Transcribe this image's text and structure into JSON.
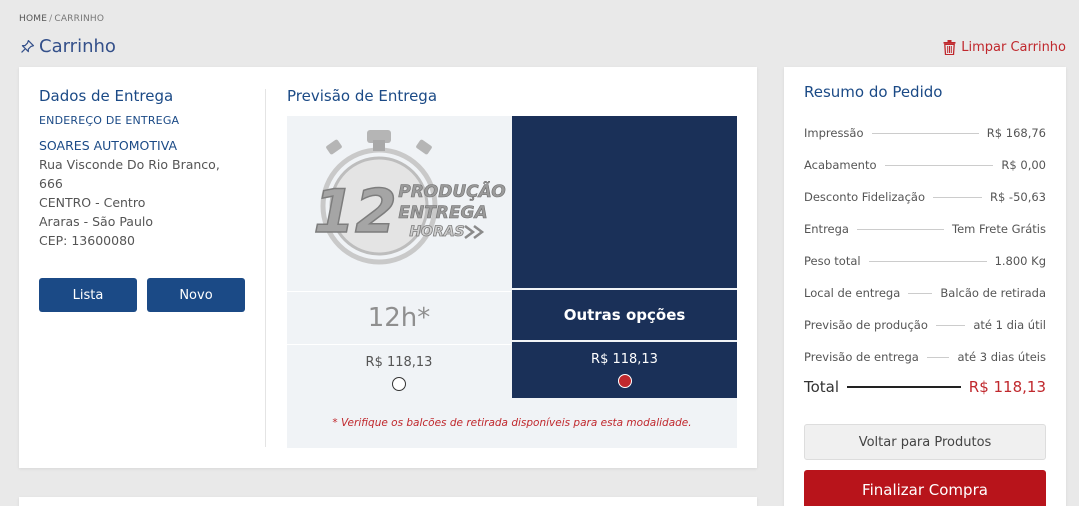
{
  "breadcrumb": {
    "home": "HOME",
    "separator": "/",
    "current": "CARRINHO"
  },
  "page": {
    "title": "Carrinho",
    "clear_cart": "Limpar Carrinho"
  },
  "delivery_data": {
    "title": "Dados de Entrega",
    "subtitle": "ENDEREÇO DE ENTREGA",
    "company": "SOARES AUTOMOTIVA",
    "address_lines": [
      "Rua Visconde Do Rio Branco,",
      "666",
      "CENTRO - Centro",
      "Araras - São Paulo",
      "CEP: 13600080"
    ],
    "buttons": {
      "list": "Lista",
      "new": "Novo"
    }
  },
  "forecast": {
    "title": "Previsão de Entrega",
    "badge_text": {
      "number": "12",
      "line1": "PRODUÇÃO",
      "line2": "ENTREGA",
      "line3": "HORAS"
    },
    "options": [
      {
        "label": "12h*",
        "price": "R$ 118,13",
        "selected": false
      },
      {
        "label": "Outras opções",
        "price": "R$ 118,13",
        "selected": true
      }
    ],
    "note": "* Verifique os balcões de retirada disponíveis para esta modalidade."
  },
  "summary": {
    "title": "Resumo do Pedido",
    "rows": [
      {
        "label": "Impressão",
        "value": "R$ 168,76"
      },
      {
        "label": "Acabamento",
        "value": "R$ 0,00"
      },
      {
        "label": "Desconto Fidelização",
        "value": "R$ -50,63"
      },
      {
        "label": "Entrega",
        "value": "Tem Frete Grátis"
      },
      {
        "label": "Peso total",
        "value": "1.800 Kg"
      },
      {
        "label": "Local de entrega",
        "value": "Balcão de retirada"
      },
      {
        "label": "Previsão de produção",
        "value": "até 1 dia útil"
      },
      {
        "label": "Previsão de entrega",
        "value": "até 3 dias úteis"
      }
    ],
    "total_label": "Total",
    "total_value": "R$ 118,13",
    "back_button": "Voltar para Produtos",
    "checkout_button": "Finalizar Compra"
  },
  "colors": {
    "primary": "#1b4a86",
    "dark_navy": "#1a3058",
    "accent_red": "#c0282d",
    "checkout_red": "#b8141b"
  },
  "icons": {
    "title": "pin-icon",
    "clear": "trash-icon",
    "badge": "stopwatch-icon"
  }
}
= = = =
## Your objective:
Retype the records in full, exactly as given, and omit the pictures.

## Answer section:
Transcribe this image's text and structure into JSON.
{
  "breadcrumb": {
    "home": "HOME",
    "separator": "/",
    "current": "CARRINHO"
  },
  "page": {
    "title": "Carrinho",
    "clear_cart": "Limpar Carrinho"
  },
  "delivery_data": {
    "title": "Dados de Entrega",
    "subtitle": "ENDEREÇO DE ENTREGA",
    "company": "SOARES AUTOMOTIVA",
    "address_lines": [
      "Rua Visconde Do Rio Branco,",
      "666",
      "CENTRO - Centro",
      "Araras - São Paulo",
      "CEP: 13600080"
    ],
    "buttons": {
      "list": "Lista",
      "new": "Novo"
    }
  },
  "forecast": {
    "title": "Previsão de Entrega",
    "badge_text": {
      "number": "12",
      "line1": "PRODUÇÃO",
      "line2": "ENTREGA",
      "line3": "HORAS"
    },
    "options": [
      {
        "label": "12h*",
        "price": "R$ 118,13",
        "selected": false
      },
      {
        "label": "Outras opções",
        "price": "R$ 118,13",
        "selected": true
      }
    ],
    "note": "* Verifique os balcões de retirada disponíveis para esta modalidade."
  },
  "summary": {
    "title": "Resumo do Pedido",
    "rows": [
      {
        "label": "Impressão",
        "value": "R$ 168,76"
      },
      {
        "label": "Acabamento",
        "value": "R$ 0,00"
      },
      {
        "label": "Desconto Fidelização",
        "value": "R$ -50,63"
      },
      {
        "label": "Entrega",
        "value": "Tem Frete Grátis"
      },
      {
        "label": "Peso total",
        "value": "1.800 Kg"
      },
      {
        "label": "Local de entrega",
        "value": "Balcão de retirada"
      },
      {
        "label": "Previsão de produção",
        "value": "até 1 dia útil"
      },
      {
        "label": "Previsão de entrega",
        "value": "até 3 dias úteis"
      }
    ],
    "total_label": "Total",
    "total_value": "R$ 118,13",
    "back_button": "Voltar para Produtos",
    "checkout_button": "Finalizar Compra"
  },
  "colors": {
    "primary": "#1b4a86",
    "dark_navy": "#1a3058",
    "accent_red": "#c0282d",
    "checkout_red": "#b8141b"
  },
  "icons": {
    "title": "pin-icon",
    "clear": "trash-icon",
    "badge": "stopwatch-icon"
  }
}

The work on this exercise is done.